But we’ll never know. It happened in a place so remote, nobody saw it.
It did, however, leave a lasting mark on the river; it created a new rapid.
Black Creek Rapid (class III-IV) has become the Main Salmon River’s most gut-churning white-water challenge. Twenty-one miles from the put-in, we usually run it on day two. But we always scout it. That’s because the rapid hasn’t stabilized yet; its massive debris pile is slowly being reorganized by the Salmon River. In a few years, it’s possible the rapid will no longer exist as the debris pile is carried downstream. That would be fortuitous for another rapid upstream, Salmon Falls, which was the Main Salmon’s most notorious rapid before the Black Creek debris flow inundated it, turning it into a class-II ripple.
However, it’s not likely the Black Creek Rapid is going anywhere anytime soon. Some of the boulders in the middle of the river are massive. What’s more, it’s already survived two high water seasons. By most estimates, it will be part of the Main Salmon River for a very long time. For Salmon River denizens, it’s an incredible privilege to interact with geologic forces on such a primal level.
Black Creek Rapid lives at the bottom of a stunning canyon in one of the most remote places in the lower 48. Even as winter settles over Idaho’s great wilderness, it churns. Nobody’s there to see it, but our hearts remember its turbulent waters fondly. A bit of adrenaline kicks into our bloodstream. And we wait for spring so we may see it again.

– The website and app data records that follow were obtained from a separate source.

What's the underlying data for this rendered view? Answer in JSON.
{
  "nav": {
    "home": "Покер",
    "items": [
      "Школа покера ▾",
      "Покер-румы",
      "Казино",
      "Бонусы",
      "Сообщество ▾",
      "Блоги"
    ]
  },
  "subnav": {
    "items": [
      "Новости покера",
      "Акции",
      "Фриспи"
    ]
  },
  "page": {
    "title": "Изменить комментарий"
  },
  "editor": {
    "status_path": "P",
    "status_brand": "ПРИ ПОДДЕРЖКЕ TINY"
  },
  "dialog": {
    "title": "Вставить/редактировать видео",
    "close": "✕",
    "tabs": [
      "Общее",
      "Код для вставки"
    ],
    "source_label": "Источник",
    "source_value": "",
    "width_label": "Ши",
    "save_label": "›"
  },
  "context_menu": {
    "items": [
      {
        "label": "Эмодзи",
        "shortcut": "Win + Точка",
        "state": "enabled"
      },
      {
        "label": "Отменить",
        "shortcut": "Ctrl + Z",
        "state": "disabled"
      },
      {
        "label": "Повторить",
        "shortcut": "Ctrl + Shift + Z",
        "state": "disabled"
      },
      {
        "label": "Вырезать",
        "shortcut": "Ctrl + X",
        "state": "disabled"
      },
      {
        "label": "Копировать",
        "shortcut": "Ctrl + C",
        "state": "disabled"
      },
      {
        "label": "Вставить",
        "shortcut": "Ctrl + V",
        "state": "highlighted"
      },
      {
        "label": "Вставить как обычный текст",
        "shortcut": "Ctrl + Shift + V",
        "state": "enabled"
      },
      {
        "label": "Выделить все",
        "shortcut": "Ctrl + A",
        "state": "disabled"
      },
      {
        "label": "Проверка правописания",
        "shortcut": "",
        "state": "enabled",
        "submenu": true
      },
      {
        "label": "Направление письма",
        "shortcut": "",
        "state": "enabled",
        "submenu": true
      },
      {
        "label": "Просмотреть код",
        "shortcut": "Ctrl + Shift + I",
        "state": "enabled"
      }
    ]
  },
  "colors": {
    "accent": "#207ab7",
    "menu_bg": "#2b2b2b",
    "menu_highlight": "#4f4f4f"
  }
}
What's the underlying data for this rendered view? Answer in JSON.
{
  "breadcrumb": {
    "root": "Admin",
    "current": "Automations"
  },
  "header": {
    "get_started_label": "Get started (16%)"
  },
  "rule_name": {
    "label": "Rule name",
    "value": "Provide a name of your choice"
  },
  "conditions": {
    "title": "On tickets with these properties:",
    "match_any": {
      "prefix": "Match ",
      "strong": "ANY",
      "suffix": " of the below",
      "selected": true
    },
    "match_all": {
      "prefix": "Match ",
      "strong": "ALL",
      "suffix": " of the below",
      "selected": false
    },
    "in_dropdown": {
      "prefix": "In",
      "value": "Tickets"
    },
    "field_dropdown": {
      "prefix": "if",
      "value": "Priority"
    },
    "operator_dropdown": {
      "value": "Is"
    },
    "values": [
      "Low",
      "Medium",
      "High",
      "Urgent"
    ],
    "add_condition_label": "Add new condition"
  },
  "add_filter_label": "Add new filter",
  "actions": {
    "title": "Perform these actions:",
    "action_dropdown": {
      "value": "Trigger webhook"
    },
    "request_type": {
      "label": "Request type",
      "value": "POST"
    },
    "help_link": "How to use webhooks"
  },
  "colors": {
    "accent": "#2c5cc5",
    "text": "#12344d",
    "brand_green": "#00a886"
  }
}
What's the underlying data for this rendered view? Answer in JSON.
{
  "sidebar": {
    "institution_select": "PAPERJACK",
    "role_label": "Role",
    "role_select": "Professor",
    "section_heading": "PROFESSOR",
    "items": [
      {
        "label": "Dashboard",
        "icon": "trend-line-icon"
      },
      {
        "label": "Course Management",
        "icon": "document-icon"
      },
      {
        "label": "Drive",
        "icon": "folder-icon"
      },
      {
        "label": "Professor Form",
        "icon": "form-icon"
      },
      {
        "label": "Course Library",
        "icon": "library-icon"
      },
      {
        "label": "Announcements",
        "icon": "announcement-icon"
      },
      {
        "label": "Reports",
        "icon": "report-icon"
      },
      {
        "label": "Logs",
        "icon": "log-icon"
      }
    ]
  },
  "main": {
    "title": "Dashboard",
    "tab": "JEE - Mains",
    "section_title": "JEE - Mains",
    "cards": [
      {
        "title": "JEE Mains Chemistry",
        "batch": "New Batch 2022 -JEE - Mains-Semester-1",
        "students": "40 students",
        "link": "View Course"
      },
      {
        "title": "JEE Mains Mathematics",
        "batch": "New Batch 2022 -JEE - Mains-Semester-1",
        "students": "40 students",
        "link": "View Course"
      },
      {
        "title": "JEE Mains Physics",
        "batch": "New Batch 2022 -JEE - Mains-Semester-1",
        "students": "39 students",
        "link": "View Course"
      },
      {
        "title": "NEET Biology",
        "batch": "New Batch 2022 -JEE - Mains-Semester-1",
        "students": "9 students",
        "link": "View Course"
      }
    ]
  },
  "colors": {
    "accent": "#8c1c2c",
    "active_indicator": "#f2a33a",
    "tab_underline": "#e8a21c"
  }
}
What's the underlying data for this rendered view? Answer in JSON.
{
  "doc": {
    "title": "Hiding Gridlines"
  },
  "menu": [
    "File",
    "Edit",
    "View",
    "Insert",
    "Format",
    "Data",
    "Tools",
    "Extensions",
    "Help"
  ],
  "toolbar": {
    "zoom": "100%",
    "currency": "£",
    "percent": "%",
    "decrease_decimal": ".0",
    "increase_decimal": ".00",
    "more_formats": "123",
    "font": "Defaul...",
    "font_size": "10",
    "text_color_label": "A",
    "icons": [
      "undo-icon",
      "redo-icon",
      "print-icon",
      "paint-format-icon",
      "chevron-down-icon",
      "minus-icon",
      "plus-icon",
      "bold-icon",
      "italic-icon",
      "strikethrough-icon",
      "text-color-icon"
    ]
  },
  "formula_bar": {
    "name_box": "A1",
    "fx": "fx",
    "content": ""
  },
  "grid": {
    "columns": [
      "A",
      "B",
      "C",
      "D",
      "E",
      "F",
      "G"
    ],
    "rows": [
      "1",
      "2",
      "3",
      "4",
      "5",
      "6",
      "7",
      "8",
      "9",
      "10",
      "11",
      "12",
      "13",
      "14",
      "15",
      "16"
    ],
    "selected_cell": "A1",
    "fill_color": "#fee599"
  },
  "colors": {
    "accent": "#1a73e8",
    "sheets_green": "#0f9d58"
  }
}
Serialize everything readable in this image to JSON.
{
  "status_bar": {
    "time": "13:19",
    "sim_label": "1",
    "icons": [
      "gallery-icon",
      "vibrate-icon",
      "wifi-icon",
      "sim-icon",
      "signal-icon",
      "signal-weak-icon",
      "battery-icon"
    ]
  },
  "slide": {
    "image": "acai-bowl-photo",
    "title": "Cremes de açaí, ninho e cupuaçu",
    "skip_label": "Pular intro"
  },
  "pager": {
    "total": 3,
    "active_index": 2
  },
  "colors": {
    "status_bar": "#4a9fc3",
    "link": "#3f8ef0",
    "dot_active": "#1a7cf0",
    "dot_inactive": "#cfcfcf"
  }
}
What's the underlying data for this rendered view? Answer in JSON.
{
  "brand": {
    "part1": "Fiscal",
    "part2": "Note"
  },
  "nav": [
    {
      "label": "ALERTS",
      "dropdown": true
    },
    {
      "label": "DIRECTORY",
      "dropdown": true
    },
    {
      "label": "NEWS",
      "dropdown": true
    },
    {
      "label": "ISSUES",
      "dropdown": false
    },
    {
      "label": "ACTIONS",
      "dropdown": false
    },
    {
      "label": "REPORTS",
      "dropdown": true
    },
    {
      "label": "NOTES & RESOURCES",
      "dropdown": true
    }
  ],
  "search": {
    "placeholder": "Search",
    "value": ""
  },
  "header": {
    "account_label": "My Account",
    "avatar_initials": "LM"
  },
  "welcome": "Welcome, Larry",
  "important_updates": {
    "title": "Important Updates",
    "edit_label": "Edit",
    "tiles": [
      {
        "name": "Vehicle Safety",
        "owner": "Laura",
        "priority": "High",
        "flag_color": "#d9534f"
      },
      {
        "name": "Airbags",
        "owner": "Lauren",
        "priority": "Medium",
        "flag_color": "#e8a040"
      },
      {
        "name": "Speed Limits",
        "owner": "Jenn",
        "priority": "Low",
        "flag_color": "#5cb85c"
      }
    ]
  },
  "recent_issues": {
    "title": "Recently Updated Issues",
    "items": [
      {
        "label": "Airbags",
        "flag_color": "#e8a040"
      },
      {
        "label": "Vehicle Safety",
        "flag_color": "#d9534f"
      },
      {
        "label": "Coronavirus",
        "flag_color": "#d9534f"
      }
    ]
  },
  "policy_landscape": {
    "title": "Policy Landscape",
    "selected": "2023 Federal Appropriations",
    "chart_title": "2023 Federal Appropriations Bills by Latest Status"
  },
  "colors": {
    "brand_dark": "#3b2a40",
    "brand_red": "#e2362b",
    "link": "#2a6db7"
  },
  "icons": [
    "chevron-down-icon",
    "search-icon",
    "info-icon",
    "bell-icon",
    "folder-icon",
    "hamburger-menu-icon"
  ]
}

Derek started guiding rivers in 1996. He lives in Idaho where he and his wife use every opportunity to experience the natural wonders of that great state.